“This worked so well, because people signed up in the stores which enabled us to have a very personalised communication with them,” Toni explains. “It brought us closer to our customers.”
All of these changes helped to steer the company in a much healthier direction and by early 2020, when Toni became CEO, things were looking up. As a result, he began his new post in positive mood.
“The first two months of 2020 were very positive. Growth was at around 10% but in March and virtually overnight, most of our stores were forced to close down. To begin with, in the second half of the month, online sales were severely affected too.”
A slight uptick in e-commerce followed but by the end of the June, revenue was still down 70%, a troubling figure.
“We were hit extremely hard,” Toni explains, “but actually, I had no time to be worried. It was just like, from one day to the other we close all the stores and now what? You know, everywhere around, people were worried about such major things, about life, about their families. We wanted Mango to get through the crisis, but it helps to put things in perspective.”
Toni found that during this time, leadership became less about strategy and much more about support and motivation, as co-workers often faced personal difficulties, even tragedies.
“It was a time for a lot of talking, on Zoom, however. A lot of encouragement,” he says. “This was the most important thing. As a leader, you are always dealing with people.”
Of course, Mango was not alone in struggling in the face of COVID. Fashion in general was devastated by the pandemic, with global production down 37.4% in the first half of 2020 and sales reduced by 43.5% in the same period. The dramatic changes in lifestyle wrought by the arrival of national lockdowns meant that demand for new clothing and accessories fell off a cliff. Due, however, to many of the measures implemented during Toni’s time at the company, Mango was able to bounce back more quickly than some competitors.
“From July last year we experienced something of a recovery,” Toni explains. “Things kept improving. In the last trimester, despite all restrictions, we were only 12% below the previous year.”
This swift progress was carried over into 2021. The company continued with its diversification strategy with the launch of Mango Home and Mango Teens. Also, the Company signed an agreement with the Intimissimi lingerie company to sell its products at mango.com.
A new focus on sustainability has been incorporated, and as Mango closes out 2021 with a healthy debt level, expectations are for 20% growth. Meanwhile, online sales are expected to reach 1 billion, or 42% of turnover.

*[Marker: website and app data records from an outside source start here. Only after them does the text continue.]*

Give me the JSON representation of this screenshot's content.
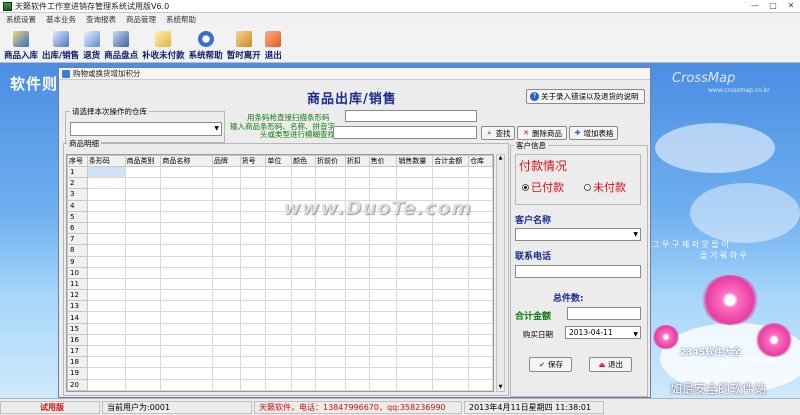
{
  "app": {
    "title": "天籁软件工作室进销存管理系统试用版V6.0"
  },
  "menubar": [
    "系统设置",
    "基本业务",
    "查询报表",
    "商品管理",
    "系统帮助"
  ],
  "toolbar": [
    {
      "label": "商品入库",
      "icon": "books-icon",
      "color": "#2f6fc6"
    },
    {
      "label": "出库/销售",
      "icon": "document-icon",
      "color": "#4a79c8"
    },
    {
      "label": "退货",
      "icon": "clipboard-icon",
      "color": "#5a8ad6"
    },
    {
      "label": "商品盘点",
      "icon": "calculator-icon",
      "color": "#3a5fa8"
    },
    {
      "label": "补收未付款",
      "icon": "folder-icon",
      "color": "#e0b43a"
    },
    {
      "label": "系统帮助",
      "icon": "help-icon",
      "color": "#3a6fd0"
    },
    {
      "label": "暂时离开",
      "icon": "keys-icon",
      "color": "#c98a2a"
    },
    {
      "label": "退出",
      "icon": "exit-icon",
      "color": "#e05a1e"
    }
  ],
  "desktop": {
    "left_text": "软件则",
    "logo": "CrossMap",
    "url": "www.crossmap.co.kr",
    "korean_line1": "그 우 구 제 자 뭇 랍 이",
    "korean_line2": "을 기 뭐 하 우",
    "bottom_text": "如最安全的软件站"
  },
  "watermarks": {
    "duote": "www.DuoTe.com",
    "brand": "2345软件大全",
    "brand_url": "www.DuoTe.com"
  },
  "dialog": {
    "title": "购物或换货增加积分",
    "heading": "商品出库/销售",
    "help_button": "关于录入错误以及退货的说明",
    "warehouse_label": "请选择本次操作的仓库",
    "scan_label": "用条码枪直接扫描条形码",
    "search_label": "输入商品条形码、名称、拼音字头或类型进行模糊查找",
    "find_button": "查找",
    "delete_button": "删除商品",
    "add_table_button": "增加表格",
    "detail_label": "商品明细",
    "columns": [
      "序号",
      "条形码",
      "商品类别",
      "商品名称",
      "品牌",
      "货号",
      "单位",
      "颜色",
      "折前价",
      "折扣",
      "售价",
      "销售数量",
      "合计金额",
      "仓库"
    ],
    "rows": [
      "1",
      "2",
      "3",
      "4",
      "5",
      "6",
      "7",
      "8",
      "9",
      "10",
      "11",
      "12",
      "13",
      "14",
      "15",
      "16",
      "17",
      "18",
      "19",
      "20"
    ],
    "customer": {
      "group_label": "客户信息",
      "pay_title": "付款情况",
      "paid_label": "已付款",
      "unpaid_label": "未付款",
      "name_label": "客户名称",
      "phone_label": "联系电话",
      "total_count_label": "总件数:",
      "total_amount_label": "合计金额",
      "date_label": "购买日期",
      "date_value": "2013-04-11",
      "save_button": "保存",
      "exit_button": "退出"
    }
  },
  "statusbar": {
    "trial": "试用版",
    "user": "当前用户为:0001",
    "vendor": "天籁软件，电话：13847996670，qq:358236990",
    "datetime": "2013年4月11日星期四  11:38:01"
  }
}
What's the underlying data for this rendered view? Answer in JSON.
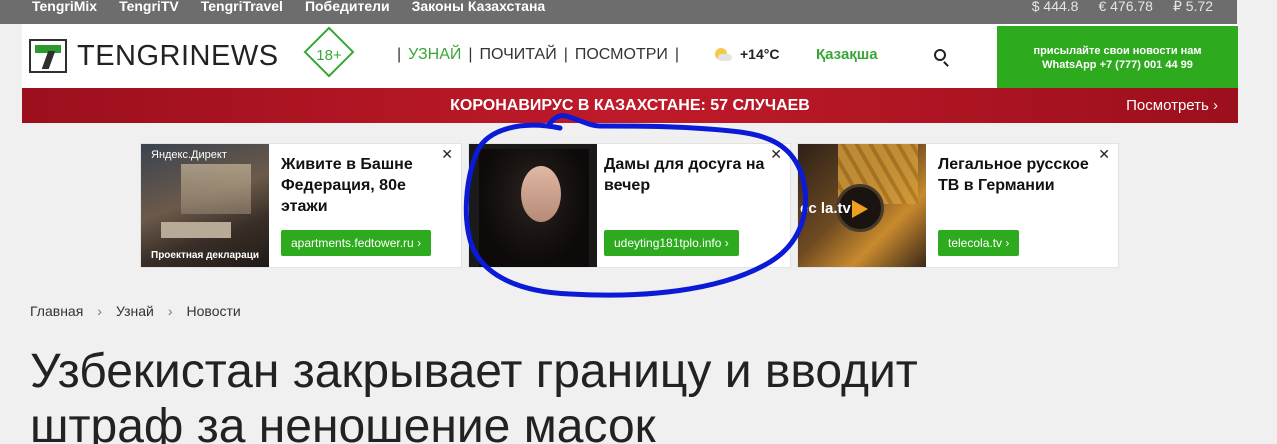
{
  "topbar": {
    "links": [
      "TengriMix",
      "TengriTV",
      "TengriTravel",
      "Победители",
      "Законы Казахстана"
    ],
    "rates": [
      "$ 444.8",
      "€ 476.78",
      "₽ 5.72"
    ]
  },
  "header": {
    "logo_text": "TENGRINEWS",
    "age_badge": "18+",
    "nav": [
      "УЗНАЙ",
      "ПОЧИТАЙ",
      "ПОСМОТРИ"
    ],
    "weather": "+14°C",
    "language": "Қазақша",
    "whatsapp_line1": "присылайте свои новости нам",
    "whatsapp_line2": "WhatsApp +7 (777) 001 44 99"
  },
  "banner": {
    "title": "КОРОНАВИРУС В КАЗАХСТАНЕ: 57 СЛУЧАЕВ",
    "more": "Посмотреть ›"
  },
  "ads": [
    {
      "source": "Яндекс.Директ",
      "caption": "Проектная деклараци",
      "headline": "Живите в Башне Федерация, 80е этажи",
      "button": "apartments.fedtower.ru ›",
      "close": "✕"
    },
    {
      "headline": "Дамы для досуга на вечер",
      "button": "udeyting181tplo.info ›",
      "close": "✕"
    },
    {
      "image_text": "ec   la.tv",
      "headline": "Легальное русское ТВ в Германии",
      "button": "telecola.tv ›",
      "close": "✕"
    }
  ],
  "breadcrumb": [
    "Главная",
    "Узнай",
    "Новости"
  ],
  "article": {
    "title": "Узбекистан закрывает границу и вводит штраф за неношение масок"
  },
  "colors": {
    "brand_green": "#2eaa1e",
    "banner_red": "#b3182a",
    "annotation_blue": "#0a1ad6"
  }
}
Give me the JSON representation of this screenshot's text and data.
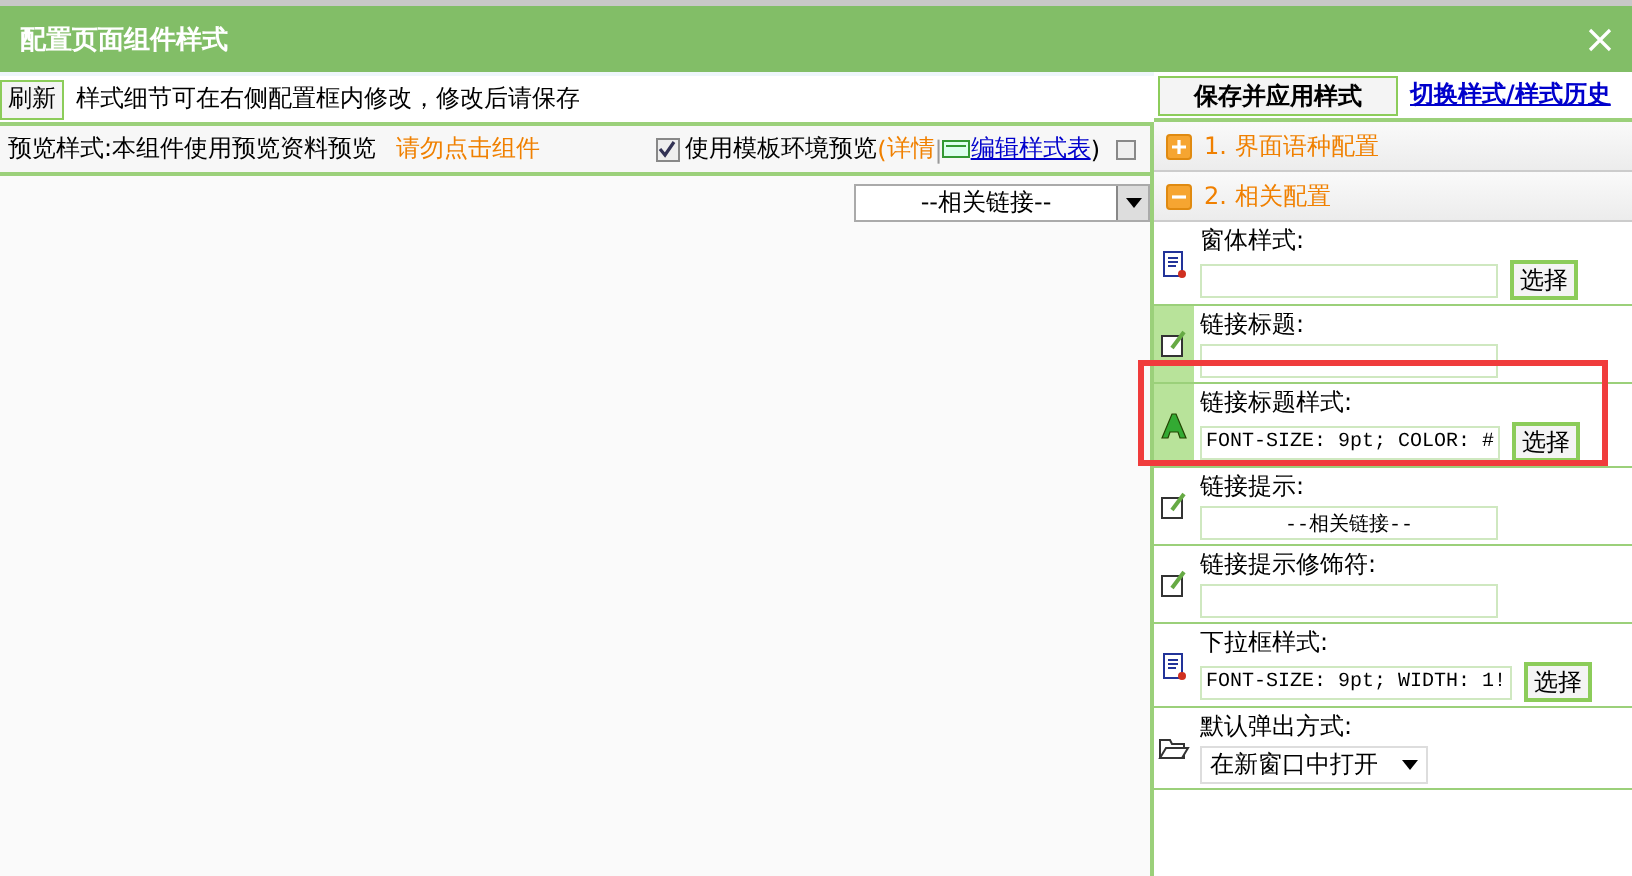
{
  "window": {
    "title": "配置页面组件样式"
  },
  "toolbar": {
    "refresh": "刷新",
    "hint": "样式细节可在右侧配置框内修改，修改后请保存"
  },
  "preview_bar": {
    "label": "预览样式:本组件使用预览资料预览",
    "warning": "请勿点击组件",
    "template_preview": {
      "label": "使用模板环境预览",
      "checked": true
    },
    "open_paren": "(",
    "details_link": "详情",
    "separator": "|",
    "edit_link": "编辑样式表",
    "close_paren": ")",
    "toggle_checked": false
  },
  "preview": {
    "select_value": "--相关链接--"
  },
  "actions": {
    "save": "保存并应用样式",
    "history_link": "切换样式/样式历史"
  },
  "sections": [
    {
      "title": "1. 界面语种配置",
      "expanded": false
    },
    {
      "title": "2. 相关配置",
      "expanded": true
    }
  ],
  "items": [
    {
      "kind": "style",
      "label": "窗体样式:",
      "value": "",
      "button": "选择",
      "highlighted": false
    },
    {
      "kind": "text",
      "label": "链接标题:",
      "value": "",
      "highlighted": true
    },
    {
      "kind": "font",
      "label": "链接标题样式:",
      "value": "FONT-SIZE: 9pt; COLOR: #",
      "button": "选择",
      "highlighted": true,
      "marked": true
    },
    {
      "kind": "text",
      "label": "链接提示:",
      "value": "--相关链接--",
      "centered": true,
      "highlighted": false
    },
    {
      "kind": "text",
      "label": "链接提示修饰符:",
      "value": "",
      "highlighted": false
    },
    {
      "kind": "style",
      "label": "下拉框样式:",
      "value": "FONT-SIZE: 9pt; WIDTH: 1!",
      "button": "选择",
      "highlighted": false
    },
    {
      "kind": "select",
      "label": "默认弹出方式:",
      "value": "在新窗口中打开",
      "highlighted": false
    }
  ]
}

These figures make 2021 a better year for the company than 2019, a miraculous turnaround of fortunes.
“I am so lucky, to work in a multinational company that has a very good way of building things.” Toni says, happily. “This is the Mango way, and I am proud to represent it.”